(EXERCISE)
Write all of the lines below out again, exactly as they stand.
= Beginning of Section =
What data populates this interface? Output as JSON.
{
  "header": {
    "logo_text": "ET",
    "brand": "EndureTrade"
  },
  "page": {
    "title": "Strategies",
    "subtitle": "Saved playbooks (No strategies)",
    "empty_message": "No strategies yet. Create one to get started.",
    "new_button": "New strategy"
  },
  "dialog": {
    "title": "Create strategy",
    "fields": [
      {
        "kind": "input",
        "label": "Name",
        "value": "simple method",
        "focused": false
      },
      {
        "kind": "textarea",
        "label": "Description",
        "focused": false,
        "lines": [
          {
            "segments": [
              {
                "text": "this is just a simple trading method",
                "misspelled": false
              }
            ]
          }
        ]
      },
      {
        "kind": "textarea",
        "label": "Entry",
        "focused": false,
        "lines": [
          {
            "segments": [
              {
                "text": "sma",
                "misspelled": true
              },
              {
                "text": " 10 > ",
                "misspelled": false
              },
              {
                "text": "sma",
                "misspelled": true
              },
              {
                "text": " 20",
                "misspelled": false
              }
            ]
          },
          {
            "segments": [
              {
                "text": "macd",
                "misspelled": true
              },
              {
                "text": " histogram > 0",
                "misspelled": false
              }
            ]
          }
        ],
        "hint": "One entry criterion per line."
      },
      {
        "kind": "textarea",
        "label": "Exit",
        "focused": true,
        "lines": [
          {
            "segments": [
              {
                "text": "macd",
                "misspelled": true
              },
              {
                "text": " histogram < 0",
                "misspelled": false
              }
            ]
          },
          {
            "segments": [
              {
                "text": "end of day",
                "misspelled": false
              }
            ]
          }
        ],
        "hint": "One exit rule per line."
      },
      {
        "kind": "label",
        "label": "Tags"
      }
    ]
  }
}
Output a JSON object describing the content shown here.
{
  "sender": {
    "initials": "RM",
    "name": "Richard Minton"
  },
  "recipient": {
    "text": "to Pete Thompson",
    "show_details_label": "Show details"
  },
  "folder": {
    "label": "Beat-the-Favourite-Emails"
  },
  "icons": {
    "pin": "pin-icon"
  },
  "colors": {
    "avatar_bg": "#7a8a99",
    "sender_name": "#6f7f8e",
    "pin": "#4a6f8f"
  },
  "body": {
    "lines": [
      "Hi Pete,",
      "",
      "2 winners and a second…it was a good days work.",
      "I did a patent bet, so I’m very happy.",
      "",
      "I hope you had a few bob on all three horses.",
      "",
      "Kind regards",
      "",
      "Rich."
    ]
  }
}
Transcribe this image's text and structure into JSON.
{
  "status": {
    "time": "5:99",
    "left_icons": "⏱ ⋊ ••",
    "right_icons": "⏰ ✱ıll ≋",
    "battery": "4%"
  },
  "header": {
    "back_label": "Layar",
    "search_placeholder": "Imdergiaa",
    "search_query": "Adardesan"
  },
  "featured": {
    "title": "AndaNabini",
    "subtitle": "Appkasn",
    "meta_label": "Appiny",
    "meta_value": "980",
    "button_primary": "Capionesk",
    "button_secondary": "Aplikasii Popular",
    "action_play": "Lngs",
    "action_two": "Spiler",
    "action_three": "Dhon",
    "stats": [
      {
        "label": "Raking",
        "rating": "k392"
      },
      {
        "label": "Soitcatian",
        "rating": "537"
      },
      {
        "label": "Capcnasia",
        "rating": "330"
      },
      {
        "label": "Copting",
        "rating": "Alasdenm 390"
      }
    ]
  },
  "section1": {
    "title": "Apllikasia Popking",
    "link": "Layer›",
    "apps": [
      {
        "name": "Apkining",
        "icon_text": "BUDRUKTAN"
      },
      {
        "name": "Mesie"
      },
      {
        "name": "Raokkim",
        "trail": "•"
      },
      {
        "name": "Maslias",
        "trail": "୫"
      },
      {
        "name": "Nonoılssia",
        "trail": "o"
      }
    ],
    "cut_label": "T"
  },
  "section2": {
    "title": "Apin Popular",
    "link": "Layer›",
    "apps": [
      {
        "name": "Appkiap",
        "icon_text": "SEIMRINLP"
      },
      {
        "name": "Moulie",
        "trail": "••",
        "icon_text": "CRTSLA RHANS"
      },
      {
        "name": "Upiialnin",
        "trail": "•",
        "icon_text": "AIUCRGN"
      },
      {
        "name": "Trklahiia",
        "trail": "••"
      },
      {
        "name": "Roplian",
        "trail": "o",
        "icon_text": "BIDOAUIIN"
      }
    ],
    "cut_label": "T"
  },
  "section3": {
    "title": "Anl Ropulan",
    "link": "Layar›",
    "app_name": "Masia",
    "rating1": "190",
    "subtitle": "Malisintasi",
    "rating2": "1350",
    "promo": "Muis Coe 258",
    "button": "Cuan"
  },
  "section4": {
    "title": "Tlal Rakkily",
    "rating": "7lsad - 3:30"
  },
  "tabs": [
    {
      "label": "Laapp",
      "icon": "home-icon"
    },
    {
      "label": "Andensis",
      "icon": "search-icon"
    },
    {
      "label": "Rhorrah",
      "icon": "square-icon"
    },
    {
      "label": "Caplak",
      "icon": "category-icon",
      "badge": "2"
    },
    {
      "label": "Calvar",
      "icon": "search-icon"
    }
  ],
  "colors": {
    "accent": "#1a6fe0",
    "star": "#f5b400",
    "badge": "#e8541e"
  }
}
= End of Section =
(EXERCISE OUTPUT)
What data populates this interface? Output as JSON.
{
  "header": {
    "logo_text": "ET",
    "brand": "EndureTrade"
  },
  "page": {
    "title": "Strategies",
    "subtitle": "Saved playbooks (No strategies)",
    "empty_message": "No strategies yet. Create one to get started.",
    "new_button": "New strategy"
  },
  "dialog": {
    "title": "Create strategy",
    "fields": [
      {
        "kind": "input",
        "label": "Name",
        "value": "simple method",
        "focused": false
      },
      {
        "kind": "textarea",
        "label": "Description",
        "focused": false,
        "lines": [
          {
            "segments": [
              {
                "text": "this is just a simple trading method",
                "misspelled": false
              }
            ]
          }
        ]
      },
      {
        "kind": "textarea",
        "label": "Entry",
        "focused": false,
        "lines": [
          {
            "segments": [
              {
                "text": "sma",
                "misspelled": true
              },
              {
                "text": " 10 > ",
                "misspelled": false
              },
              {
                "text": "sma",
                "misspelled": true
              },
              {
                "text": " 20",
                "misspelled": false
              }
            ]
          },
          {
            "segments": [
              {
                "text": "macd",
                "misspelled": true
              },
              {
                "text": " histogram > 0",
                "misspelled": false
              }
            ]
          }
        ],
        "hint": "One entry criterion per line."
      },
      {
        "kind": "textarea",
        "label": "Exit",
        "focused": true,
        "lines": [
          {
            "segments": [
              {
                "text": "macd",
                "misspelled": true
              },
              {
                "text": " histogram < 0",
                "misspelled": false
              }
            ]
          },
          {
            "segments": [
              {
                "text": "end of day",
                "misspelled": false
              }
            ]
          }
        ],
        "hint": "One exit rule per line."
      },
      {
        "kind": "label",
        "label": "Tags"
      }
    ]
  }
}
Output a JSON object describing the content shown here.
{
  "sender": {
    "initials": "RM",
    "name": "Richard Minton"
  },
  "recipient": {
    "text": "to Pete Thompson",
    "show_details_label": "Show details"
  },
  "folder": {
    "label": "Beat-the-Favourite-Emails"
  },
  "icons": {
    "pin": "pin-icon"
  },
  "colors": {
    "avatar_bg": "#7a8a99",
    "sender_name": "#6f7f8e",
    "pin": "#4a6f8f"
  },
  "body": {
    "lines": [
      "Hi Pete,",
      "",
      "2 winners and a second…it was a good days work.",
      "I did a patent bet, so I’m very happy.",
      "",
      "I hope you had a few bob on all three horses.",
      "",
      "Kind regards",
      "",
      "Rich."
    ]
  }
}
Transcribe this image's text and structure into JSON.
{
  "status": {
    "time": "5:99",
    "left_icons": "⏱ ⋊ ••",
    "right_icons": "⏰ ✱ıll ≋",
    "battery": "4%"
  },
  "header": {
    "back_label": "Layar",
    "search_placeholder": "Imdergiaa",
    "search_query": "Adardesan"
  },
  "featured": {
    "title": "AndaNabini",
    "subtitle": "Appkasn",
    "meta_label": "Appiny",
    "meta_value": "980",
    "button_primary": "Capionesk",
    "button_secondary": "Aplikasii Popular",
    "action_play": "Lngs",
    "action_two": "Spiler",
    "action_three": "Dhon",
    "stats": [
      {
        "label": "Raking",
        "rating": "k392"
      },
      {
        "label": "Soitcatian",
        "rating": "537"
      },
      {
        "label": "Capcnasia",
        "rating": "330"
      },
      {
        "label": "Copting",
        "rating": "Alasdenm 390"
      }
    ]
  },
  "section1": {
    "title": "Apllikasia Popking",
    "link": "Layer›",
    "apps": [
      {
        "name": "Apkining",
        "icon_text": "BUDRUKTAN"
      },
      {
        "name": "Mesie"
      },
      {
        "name": "Raokkim",
        "trail": "•"
      },
      {
        "name": "Maslias",
        "trail": "୫"
      },
      {
        "name": "Nonoılssia",
        "trail": "o"
      }
    ],
    "cut_label": "T"
  },
  "section2": {
    "title": "Apin Popular",
    "link": "Layer›",
    "apps": [
      {
        "name": "Appkiap",
        "icon_text": "SEIMRINLP"
      },
      {
        "name": "Moulie",
        "trail": "••",
        "icon_text": "CRTSLA RHANS"
      },
      {
        "name": "Upiialnin",
        "trail": "•",
        "icon_text": "AIUCRGN"
      },
      {
        "name": "Trklahiia",
        "trail": "••"
      },
      {
        "name": "Roplian",
        "trail": "o",
        "icon_text": "BIDOAUIIN"
      }
    ],
    "cut_label": "T"
  },
  "section3": {
    "title": "Anl Ropulan",
    "link": "Layar›",
    "app_name": "Masia",
    "rating1": "190",
    "subtitle": "Malisintasi",
    "rating2": "1350",
    "promo": "Muis Coe 258",
    "button": "Cuan"
  },
  "section4": {
    "title": "Tlal Rakkily",
    "rating": "7lsad - 3:30"
  },
  "tabs": [
    {
      "label": "Laapp",
      "icon": "home-icon"
    },
    {
      "label": "Andensis",
      "icon": "search-icon"
    },
    {
      "label": "Rhorrah",
      "icon": "square-icon"
    },
    {
      "label": "Caplak",
      "icon": "category-icon",
      "badge": "2"
    },
    {
      "label": "Calvar",
      "icon": "search-icon"
    }
  ],
  "colors": {
    "accent": "#1a6fe0",
    "star": "#f5b400",
    "badge": "#e8541e"
  }
}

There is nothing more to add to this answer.